Will feds accept yet another pay freeze?
Republicans are considering extending the pay freeze for government employees by an additional three years, but federal employee advocates are sounding like they've had just about enough.
It certainly hasn’t been the greatest year for federal employees, but despite layoffs, pay freezes and the threat of sequestration, only a small percentage of government workers are reporting low employee satisfaction.
That was before Sen. Dean Heller (R-Nev.) introduced a bill that would add three more years to the two-year pay freeze already in place. The proposal would also reduce the federal workforce by 10 percent by 2015.
The Temporary Tax Holiday and Government Reduction Act would also eliminate millionaires’ and billionaires’ eligibility for unemployment compensation and food stamps and require them to pay higher Medicare premiums. The legislation also includes the Buffett Rule Act, which allows individuals who feel they are undertaxed to donate to the U.S. Treasury in an effort to pay down the national debt.

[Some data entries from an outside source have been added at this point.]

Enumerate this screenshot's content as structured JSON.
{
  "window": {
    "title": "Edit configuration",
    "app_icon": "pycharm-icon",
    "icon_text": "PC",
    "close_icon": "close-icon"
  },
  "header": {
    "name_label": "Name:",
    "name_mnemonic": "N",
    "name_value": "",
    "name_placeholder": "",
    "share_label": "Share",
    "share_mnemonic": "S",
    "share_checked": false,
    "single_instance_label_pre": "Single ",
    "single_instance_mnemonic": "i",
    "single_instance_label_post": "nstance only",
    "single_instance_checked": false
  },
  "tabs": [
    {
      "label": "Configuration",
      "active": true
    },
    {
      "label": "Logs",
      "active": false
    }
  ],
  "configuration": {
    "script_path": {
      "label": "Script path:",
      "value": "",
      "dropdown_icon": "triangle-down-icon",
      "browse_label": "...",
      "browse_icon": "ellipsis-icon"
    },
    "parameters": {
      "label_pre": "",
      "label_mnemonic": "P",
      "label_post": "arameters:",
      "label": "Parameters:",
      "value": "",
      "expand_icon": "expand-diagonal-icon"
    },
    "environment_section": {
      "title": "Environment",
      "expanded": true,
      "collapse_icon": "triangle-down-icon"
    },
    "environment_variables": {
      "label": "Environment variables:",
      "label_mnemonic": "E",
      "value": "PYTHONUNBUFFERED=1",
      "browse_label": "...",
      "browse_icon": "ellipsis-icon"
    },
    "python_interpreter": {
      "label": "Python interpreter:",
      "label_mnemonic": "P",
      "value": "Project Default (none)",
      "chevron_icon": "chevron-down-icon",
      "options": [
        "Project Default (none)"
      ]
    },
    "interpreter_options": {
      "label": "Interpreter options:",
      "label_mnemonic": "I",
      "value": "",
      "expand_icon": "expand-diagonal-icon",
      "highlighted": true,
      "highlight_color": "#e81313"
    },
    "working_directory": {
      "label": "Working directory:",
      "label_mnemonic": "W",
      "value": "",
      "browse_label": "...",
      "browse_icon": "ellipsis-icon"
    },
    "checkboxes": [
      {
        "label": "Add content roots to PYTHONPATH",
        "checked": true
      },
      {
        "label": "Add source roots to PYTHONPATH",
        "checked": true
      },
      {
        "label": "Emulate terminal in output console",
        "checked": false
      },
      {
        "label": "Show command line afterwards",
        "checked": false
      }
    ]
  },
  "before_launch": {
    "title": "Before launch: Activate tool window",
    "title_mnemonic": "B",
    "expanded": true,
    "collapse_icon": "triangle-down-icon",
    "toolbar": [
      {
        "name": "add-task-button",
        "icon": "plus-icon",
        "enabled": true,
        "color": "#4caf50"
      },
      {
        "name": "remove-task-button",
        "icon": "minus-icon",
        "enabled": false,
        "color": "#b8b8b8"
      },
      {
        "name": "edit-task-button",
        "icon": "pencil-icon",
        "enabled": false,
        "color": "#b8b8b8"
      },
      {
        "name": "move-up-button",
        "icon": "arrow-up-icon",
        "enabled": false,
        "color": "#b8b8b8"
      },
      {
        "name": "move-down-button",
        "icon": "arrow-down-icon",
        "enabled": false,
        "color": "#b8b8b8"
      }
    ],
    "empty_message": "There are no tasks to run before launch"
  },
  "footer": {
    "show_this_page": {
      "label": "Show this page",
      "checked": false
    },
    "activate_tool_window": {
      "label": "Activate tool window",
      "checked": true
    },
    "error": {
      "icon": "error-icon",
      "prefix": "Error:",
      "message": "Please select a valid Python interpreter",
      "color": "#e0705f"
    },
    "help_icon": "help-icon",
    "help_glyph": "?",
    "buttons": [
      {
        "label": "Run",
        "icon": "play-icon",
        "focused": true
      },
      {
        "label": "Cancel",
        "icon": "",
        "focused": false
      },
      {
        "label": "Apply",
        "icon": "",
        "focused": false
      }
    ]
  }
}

Heller, himself, called his bill “a practical solution” that would, he insists, preserve job growth and treat taxpayers’ dollars "responsibly." But Democratic leaders balked at the notion, arguing that the proposal would unfairly place more burden on an already strained workforce.
"The Republican payroll tax proposal represents another cynical ploy to single out federal employees for unfair treatment," Rep. Chris Van Hollen (D-Md.) said in a statement. "The financial collapse and weak economy were not caused by the men and women who serve the federal government, and they should not be forced to shoulder the entire burden of the cost of recovery."
Union leaders did not mince words, either. The National Federation of Federal Employees President William R. Dougan said the legislation was “absolutely unacceptable,” The Washington Post reported.
“It is despicable that our elected representatives in Washington would propose taking thousands from the pockets of VA nurses, border patrol agents and food safety inspectors simply to protect a small group of millionaires and billionaires,” Dougan said.
Are feds willing to endure an extended pay freeze? How would an extra three years tacked onto the current pay freeze affect you? Are you considering a move to the private sector? Or are you sticking it through and staying, despite the threat of further layoffs and pay freezes?
Posted by Camille Tuutti on Dec 01, 2011 at 11:47 AM